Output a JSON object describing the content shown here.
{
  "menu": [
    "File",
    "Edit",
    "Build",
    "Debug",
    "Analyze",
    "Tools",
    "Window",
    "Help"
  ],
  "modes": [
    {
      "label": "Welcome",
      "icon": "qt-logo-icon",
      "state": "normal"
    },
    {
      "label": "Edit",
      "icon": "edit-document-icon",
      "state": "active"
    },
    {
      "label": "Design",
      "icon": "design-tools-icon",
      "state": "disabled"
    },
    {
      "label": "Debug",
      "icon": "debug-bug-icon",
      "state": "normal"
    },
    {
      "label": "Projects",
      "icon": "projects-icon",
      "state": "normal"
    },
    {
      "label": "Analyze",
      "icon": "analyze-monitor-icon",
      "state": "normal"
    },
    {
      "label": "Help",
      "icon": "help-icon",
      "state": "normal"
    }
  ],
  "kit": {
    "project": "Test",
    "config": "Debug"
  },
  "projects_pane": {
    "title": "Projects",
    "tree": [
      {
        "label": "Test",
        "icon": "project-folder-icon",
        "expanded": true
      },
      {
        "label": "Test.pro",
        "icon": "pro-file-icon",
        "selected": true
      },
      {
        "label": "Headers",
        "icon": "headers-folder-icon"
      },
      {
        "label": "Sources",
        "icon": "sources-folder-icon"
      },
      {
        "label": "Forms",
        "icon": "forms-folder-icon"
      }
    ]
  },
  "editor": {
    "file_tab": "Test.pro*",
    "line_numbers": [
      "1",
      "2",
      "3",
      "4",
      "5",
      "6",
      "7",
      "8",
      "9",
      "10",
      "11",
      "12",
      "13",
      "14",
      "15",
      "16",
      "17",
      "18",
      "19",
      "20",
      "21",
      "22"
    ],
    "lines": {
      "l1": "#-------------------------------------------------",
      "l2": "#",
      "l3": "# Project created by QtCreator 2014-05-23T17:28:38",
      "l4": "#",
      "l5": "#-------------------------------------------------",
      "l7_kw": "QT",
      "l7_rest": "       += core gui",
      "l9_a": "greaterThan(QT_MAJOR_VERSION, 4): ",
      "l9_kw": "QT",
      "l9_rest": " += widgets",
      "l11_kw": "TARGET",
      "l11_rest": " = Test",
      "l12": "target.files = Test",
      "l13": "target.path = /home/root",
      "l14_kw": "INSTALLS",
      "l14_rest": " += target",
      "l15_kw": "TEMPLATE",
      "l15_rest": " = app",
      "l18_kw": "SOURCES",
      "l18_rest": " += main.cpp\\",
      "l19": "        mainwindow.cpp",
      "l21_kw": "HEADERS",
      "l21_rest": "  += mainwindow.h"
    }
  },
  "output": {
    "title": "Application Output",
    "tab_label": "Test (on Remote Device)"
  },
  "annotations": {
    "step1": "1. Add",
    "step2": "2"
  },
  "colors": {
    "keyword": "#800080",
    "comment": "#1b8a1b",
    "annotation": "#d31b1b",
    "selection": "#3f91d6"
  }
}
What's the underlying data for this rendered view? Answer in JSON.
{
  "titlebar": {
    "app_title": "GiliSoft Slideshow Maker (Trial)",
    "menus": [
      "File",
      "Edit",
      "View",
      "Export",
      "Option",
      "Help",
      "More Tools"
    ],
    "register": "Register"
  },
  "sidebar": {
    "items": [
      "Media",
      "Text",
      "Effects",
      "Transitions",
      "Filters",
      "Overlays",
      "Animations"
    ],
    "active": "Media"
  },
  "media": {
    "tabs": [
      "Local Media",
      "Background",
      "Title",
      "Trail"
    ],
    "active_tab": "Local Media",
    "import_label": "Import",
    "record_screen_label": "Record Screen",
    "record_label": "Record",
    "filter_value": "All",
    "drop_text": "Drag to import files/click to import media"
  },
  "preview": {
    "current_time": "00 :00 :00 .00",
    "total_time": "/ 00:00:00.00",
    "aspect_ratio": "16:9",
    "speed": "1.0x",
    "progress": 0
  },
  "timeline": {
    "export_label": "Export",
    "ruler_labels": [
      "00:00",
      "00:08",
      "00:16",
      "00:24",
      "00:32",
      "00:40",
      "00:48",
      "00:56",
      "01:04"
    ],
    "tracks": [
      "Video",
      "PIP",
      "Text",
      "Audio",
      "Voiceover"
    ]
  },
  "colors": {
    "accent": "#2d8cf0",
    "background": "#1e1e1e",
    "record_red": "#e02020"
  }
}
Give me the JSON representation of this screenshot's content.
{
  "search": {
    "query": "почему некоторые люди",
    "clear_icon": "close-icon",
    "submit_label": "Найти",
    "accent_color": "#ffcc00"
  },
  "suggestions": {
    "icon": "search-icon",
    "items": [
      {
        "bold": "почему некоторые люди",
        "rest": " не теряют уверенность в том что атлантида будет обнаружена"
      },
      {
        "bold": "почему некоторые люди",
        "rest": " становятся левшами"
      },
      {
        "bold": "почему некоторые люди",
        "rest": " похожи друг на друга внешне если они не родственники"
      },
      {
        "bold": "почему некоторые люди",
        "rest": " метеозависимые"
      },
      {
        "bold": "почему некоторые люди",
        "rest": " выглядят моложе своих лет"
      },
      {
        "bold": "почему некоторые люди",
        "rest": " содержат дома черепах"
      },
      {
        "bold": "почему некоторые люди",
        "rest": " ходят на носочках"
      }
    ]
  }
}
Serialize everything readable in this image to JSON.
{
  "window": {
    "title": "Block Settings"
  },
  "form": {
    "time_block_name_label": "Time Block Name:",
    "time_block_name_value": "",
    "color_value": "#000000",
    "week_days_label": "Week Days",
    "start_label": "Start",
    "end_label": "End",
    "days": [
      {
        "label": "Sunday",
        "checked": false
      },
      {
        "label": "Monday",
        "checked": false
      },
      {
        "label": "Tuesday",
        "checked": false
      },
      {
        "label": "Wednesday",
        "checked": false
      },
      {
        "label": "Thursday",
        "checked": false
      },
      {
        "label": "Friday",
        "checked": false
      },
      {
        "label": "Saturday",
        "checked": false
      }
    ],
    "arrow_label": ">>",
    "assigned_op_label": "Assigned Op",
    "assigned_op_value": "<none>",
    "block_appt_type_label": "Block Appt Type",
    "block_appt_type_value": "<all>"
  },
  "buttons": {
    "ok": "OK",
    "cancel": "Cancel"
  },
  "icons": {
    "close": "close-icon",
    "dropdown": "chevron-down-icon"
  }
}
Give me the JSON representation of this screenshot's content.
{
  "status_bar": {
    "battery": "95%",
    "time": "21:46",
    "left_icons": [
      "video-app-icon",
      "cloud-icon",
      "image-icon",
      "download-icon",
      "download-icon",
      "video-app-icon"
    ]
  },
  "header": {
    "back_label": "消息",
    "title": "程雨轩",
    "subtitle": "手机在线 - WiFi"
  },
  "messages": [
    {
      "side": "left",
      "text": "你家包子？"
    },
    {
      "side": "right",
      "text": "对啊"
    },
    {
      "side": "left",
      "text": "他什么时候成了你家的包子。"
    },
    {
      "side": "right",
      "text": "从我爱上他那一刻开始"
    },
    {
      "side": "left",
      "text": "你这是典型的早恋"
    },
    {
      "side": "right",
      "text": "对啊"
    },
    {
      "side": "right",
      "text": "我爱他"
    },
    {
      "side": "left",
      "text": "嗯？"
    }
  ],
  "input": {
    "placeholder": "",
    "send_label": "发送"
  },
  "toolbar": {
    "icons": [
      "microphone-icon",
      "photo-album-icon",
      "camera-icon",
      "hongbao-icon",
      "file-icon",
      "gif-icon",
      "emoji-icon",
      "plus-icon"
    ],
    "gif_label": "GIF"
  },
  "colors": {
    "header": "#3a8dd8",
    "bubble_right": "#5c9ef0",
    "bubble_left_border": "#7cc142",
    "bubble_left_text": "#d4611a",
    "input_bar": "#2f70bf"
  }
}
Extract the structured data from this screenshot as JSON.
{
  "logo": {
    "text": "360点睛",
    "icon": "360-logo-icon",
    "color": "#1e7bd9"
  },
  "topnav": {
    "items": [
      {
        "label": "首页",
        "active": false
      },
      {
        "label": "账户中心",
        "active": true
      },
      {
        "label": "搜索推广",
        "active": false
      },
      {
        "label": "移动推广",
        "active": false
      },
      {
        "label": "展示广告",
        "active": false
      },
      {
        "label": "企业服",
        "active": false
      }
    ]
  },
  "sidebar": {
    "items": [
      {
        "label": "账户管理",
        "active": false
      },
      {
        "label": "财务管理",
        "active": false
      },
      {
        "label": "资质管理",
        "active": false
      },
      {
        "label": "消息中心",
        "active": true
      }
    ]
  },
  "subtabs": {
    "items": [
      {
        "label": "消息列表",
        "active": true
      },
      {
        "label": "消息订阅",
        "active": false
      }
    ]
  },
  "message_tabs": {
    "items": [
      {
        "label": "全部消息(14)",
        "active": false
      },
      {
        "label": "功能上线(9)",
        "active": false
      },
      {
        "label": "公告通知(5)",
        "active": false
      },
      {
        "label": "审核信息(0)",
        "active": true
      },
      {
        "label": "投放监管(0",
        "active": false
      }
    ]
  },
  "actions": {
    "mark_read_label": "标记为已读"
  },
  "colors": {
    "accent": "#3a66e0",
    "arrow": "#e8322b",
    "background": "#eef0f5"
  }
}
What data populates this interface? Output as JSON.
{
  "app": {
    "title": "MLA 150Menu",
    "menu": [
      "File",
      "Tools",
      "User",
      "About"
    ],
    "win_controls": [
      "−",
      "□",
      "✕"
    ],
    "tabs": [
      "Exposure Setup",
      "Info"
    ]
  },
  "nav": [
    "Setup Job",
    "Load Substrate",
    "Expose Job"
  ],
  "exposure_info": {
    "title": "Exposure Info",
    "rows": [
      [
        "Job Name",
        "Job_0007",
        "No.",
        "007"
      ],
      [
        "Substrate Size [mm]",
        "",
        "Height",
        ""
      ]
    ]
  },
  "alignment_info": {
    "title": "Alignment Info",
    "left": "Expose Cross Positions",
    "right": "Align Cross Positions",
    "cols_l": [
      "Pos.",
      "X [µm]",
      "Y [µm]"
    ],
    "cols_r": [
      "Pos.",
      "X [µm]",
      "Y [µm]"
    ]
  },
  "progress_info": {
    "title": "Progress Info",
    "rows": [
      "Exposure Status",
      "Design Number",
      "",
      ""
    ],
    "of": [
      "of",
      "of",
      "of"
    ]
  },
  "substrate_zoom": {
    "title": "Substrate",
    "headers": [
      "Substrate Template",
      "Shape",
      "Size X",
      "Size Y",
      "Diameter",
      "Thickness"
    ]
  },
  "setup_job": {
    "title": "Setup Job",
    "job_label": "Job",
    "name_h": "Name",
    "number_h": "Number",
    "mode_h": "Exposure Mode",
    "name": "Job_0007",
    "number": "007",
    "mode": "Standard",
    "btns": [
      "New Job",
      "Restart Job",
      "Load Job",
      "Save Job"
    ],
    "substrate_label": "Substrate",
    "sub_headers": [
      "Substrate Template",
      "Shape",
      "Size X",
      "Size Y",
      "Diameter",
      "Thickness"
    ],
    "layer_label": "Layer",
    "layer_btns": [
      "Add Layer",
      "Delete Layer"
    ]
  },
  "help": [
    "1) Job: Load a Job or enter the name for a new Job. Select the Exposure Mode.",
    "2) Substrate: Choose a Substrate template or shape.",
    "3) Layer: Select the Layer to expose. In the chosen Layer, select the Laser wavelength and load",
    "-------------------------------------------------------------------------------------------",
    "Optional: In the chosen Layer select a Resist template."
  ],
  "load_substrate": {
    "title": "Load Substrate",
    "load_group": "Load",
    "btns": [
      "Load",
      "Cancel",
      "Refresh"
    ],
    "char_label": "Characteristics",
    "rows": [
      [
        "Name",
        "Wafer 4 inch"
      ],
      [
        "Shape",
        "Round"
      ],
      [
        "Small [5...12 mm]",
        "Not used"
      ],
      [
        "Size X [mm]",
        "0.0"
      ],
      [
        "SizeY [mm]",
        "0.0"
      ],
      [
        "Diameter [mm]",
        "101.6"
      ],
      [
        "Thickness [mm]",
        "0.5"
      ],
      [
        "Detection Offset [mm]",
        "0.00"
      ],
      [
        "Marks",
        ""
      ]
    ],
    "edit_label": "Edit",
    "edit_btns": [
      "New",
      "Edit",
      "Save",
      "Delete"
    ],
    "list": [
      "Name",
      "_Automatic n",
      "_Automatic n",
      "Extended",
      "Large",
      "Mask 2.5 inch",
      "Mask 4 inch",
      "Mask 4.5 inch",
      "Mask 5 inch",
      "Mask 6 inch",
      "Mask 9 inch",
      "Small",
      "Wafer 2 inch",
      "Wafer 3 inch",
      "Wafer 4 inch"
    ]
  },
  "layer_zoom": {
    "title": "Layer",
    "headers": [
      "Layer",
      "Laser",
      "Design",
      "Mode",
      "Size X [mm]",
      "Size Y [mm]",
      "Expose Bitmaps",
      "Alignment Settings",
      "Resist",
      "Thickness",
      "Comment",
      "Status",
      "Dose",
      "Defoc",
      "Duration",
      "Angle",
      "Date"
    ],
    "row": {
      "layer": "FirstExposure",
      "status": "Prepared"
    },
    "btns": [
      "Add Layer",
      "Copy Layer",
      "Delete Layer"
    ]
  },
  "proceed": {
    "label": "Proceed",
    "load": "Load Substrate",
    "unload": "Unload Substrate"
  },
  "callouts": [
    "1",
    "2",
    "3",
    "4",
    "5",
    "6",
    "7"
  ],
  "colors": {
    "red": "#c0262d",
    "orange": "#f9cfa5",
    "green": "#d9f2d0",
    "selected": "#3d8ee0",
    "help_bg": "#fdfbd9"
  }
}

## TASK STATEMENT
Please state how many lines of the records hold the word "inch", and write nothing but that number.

## SOLVED PROBLEM
10